#### [Your assignment]
Within the listing, each line that has the string "JSON" should be copied.

▼

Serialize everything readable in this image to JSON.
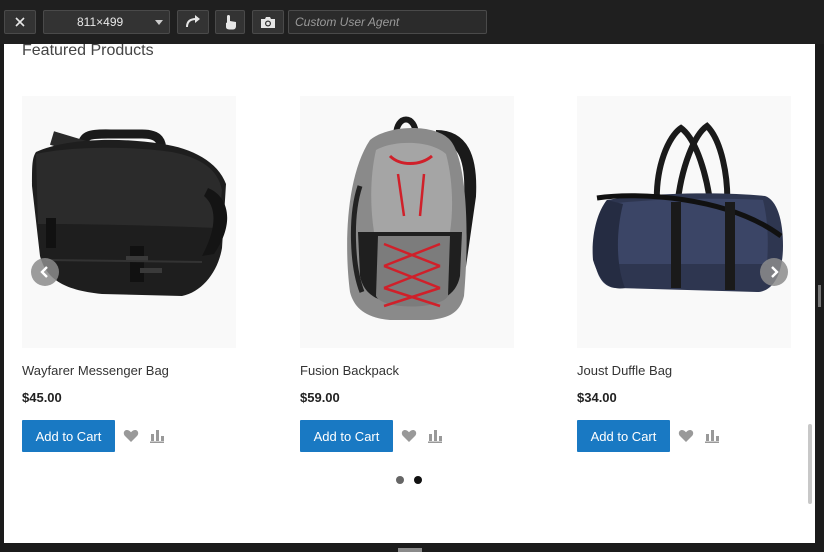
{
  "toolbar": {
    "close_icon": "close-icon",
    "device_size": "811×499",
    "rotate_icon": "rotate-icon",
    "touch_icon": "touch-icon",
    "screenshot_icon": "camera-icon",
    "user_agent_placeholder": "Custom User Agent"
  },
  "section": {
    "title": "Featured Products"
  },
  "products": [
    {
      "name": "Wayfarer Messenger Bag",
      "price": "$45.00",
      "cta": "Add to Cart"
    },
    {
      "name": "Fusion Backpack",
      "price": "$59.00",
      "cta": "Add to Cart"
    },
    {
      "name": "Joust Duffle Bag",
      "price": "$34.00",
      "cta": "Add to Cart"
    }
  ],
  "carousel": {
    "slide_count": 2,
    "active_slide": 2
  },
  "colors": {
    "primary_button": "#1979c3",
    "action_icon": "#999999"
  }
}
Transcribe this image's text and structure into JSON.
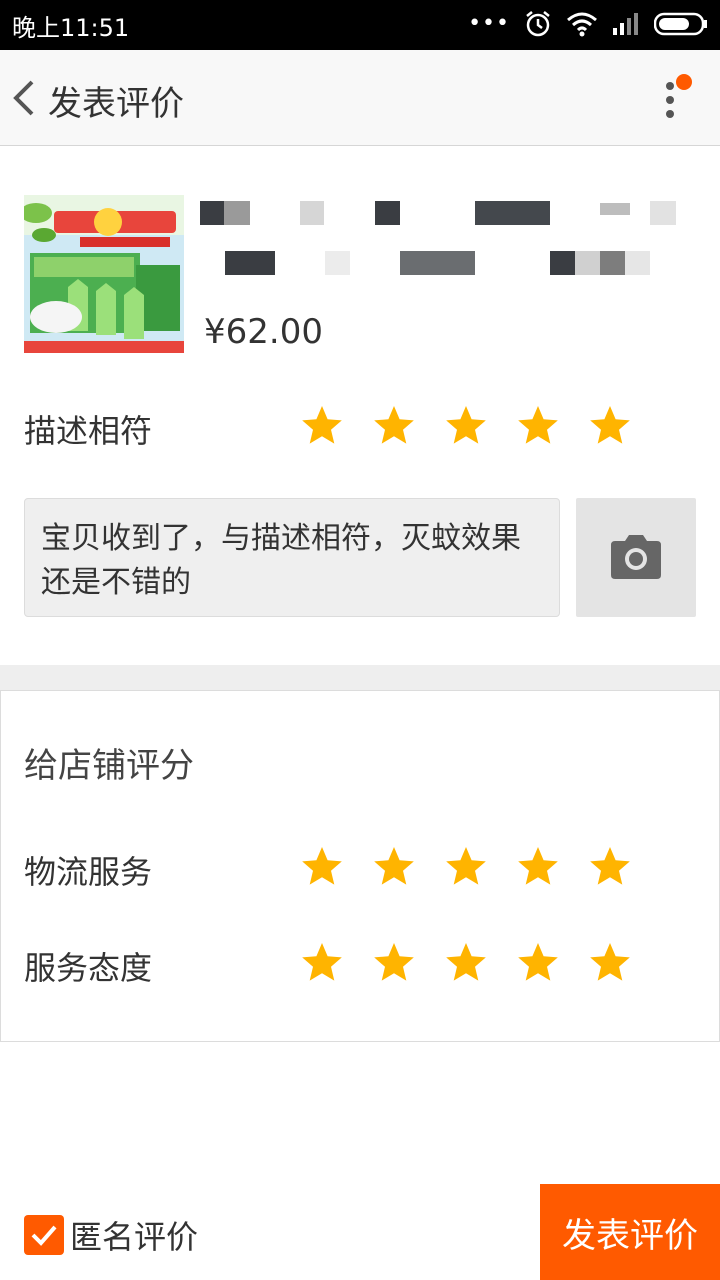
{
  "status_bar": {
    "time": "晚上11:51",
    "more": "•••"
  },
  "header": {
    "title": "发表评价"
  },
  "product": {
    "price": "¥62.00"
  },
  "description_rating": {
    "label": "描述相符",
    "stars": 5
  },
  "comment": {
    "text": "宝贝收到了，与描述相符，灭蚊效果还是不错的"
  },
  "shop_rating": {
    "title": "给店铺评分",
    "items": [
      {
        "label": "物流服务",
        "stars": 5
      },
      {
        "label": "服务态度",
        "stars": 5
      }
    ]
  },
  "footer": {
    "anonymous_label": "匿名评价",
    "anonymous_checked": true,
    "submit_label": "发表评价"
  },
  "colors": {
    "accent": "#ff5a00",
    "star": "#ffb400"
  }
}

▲
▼

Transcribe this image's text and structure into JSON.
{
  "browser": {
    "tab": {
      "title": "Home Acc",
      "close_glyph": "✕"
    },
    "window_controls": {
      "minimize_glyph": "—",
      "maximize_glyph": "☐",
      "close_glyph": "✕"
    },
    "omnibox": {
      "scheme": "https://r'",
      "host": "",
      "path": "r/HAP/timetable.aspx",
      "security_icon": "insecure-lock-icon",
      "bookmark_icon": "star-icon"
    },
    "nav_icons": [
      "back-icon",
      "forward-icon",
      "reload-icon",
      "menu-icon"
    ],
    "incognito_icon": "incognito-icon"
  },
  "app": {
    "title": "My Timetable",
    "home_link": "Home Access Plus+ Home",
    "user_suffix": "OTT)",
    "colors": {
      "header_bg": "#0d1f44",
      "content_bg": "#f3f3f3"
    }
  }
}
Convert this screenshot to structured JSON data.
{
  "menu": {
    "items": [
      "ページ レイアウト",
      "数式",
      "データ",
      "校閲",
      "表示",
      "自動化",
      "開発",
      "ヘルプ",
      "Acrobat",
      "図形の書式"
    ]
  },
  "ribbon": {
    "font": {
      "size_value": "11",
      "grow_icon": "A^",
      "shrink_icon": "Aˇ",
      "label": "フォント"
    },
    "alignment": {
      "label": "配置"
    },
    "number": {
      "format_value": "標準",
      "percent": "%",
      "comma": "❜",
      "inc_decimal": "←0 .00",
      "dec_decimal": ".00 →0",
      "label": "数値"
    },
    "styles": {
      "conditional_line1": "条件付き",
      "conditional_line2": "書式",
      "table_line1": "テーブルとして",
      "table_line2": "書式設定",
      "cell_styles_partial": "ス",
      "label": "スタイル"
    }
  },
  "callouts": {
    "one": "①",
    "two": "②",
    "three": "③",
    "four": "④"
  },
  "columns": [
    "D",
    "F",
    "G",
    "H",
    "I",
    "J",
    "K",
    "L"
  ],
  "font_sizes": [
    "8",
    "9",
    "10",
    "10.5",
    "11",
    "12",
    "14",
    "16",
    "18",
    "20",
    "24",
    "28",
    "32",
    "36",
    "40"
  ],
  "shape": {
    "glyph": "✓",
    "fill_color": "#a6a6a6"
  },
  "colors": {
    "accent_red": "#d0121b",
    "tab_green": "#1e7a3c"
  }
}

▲
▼

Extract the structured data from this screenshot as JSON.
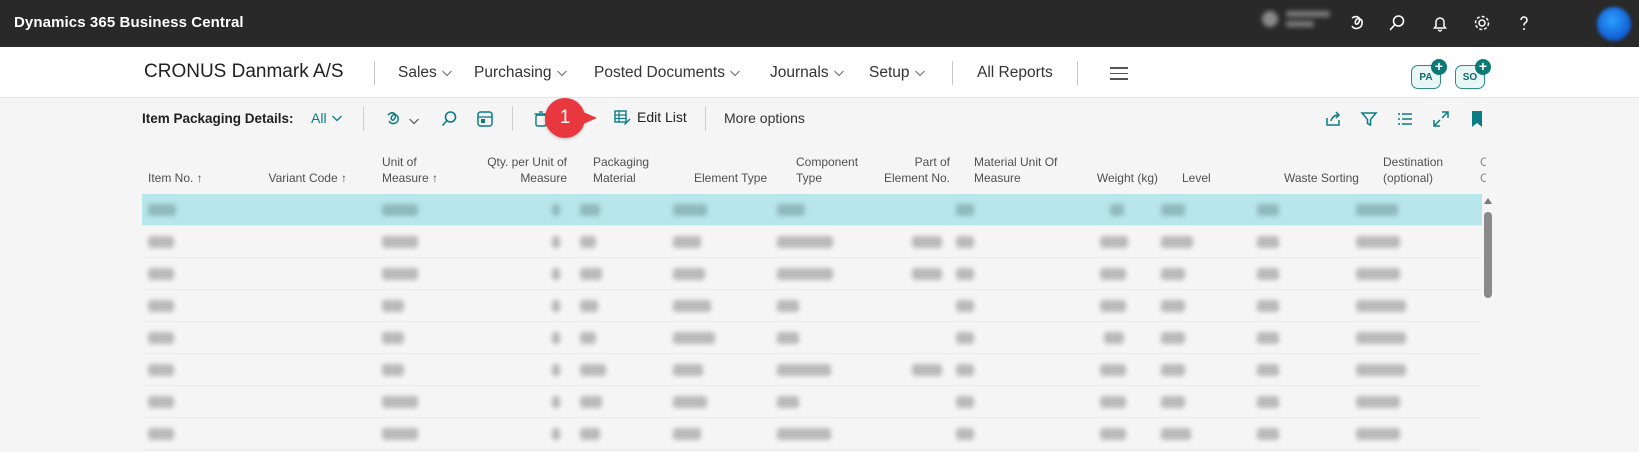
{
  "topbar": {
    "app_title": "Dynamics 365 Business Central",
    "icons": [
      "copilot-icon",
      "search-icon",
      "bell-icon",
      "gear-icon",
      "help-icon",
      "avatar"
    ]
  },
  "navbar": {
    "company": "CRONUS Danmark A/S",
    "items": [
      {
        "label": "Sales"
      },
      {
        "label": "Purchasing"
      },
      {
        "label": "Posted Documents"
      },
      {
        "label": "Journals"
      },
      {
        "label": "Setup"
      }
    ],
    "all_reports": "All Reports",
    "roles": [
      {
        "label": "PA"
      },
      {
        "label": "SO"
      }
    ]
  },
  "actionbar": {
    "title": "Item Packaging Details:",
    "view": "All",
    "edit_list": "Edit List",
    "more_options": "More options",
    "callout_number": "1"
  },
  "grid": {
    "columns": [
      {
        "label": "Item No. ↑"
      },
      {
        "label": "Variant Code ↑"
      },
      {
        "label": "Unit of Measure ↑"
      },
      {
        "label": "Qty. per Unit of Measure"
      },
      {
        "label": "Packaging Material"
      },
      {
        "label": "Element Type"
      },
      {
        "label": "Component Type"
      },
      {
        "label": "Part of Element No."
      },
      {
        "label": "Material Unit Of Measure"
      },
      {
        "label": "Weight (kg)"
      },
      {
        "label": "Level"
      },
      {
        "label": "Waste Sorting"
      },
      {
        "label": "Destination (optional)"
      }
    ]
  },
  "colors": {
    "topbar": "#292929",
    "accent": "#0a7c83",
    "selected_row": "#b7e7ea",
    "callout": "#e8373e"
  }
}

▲

#### [Completed task]
Serialize everything readable in this image to JSON.
Transcribe this image's text and structure into JSON.
Transcribe this image's text and structure into JSON.
Convert this screenshot to structured JSON data.
Extract the structured data from this screenshot as JSON.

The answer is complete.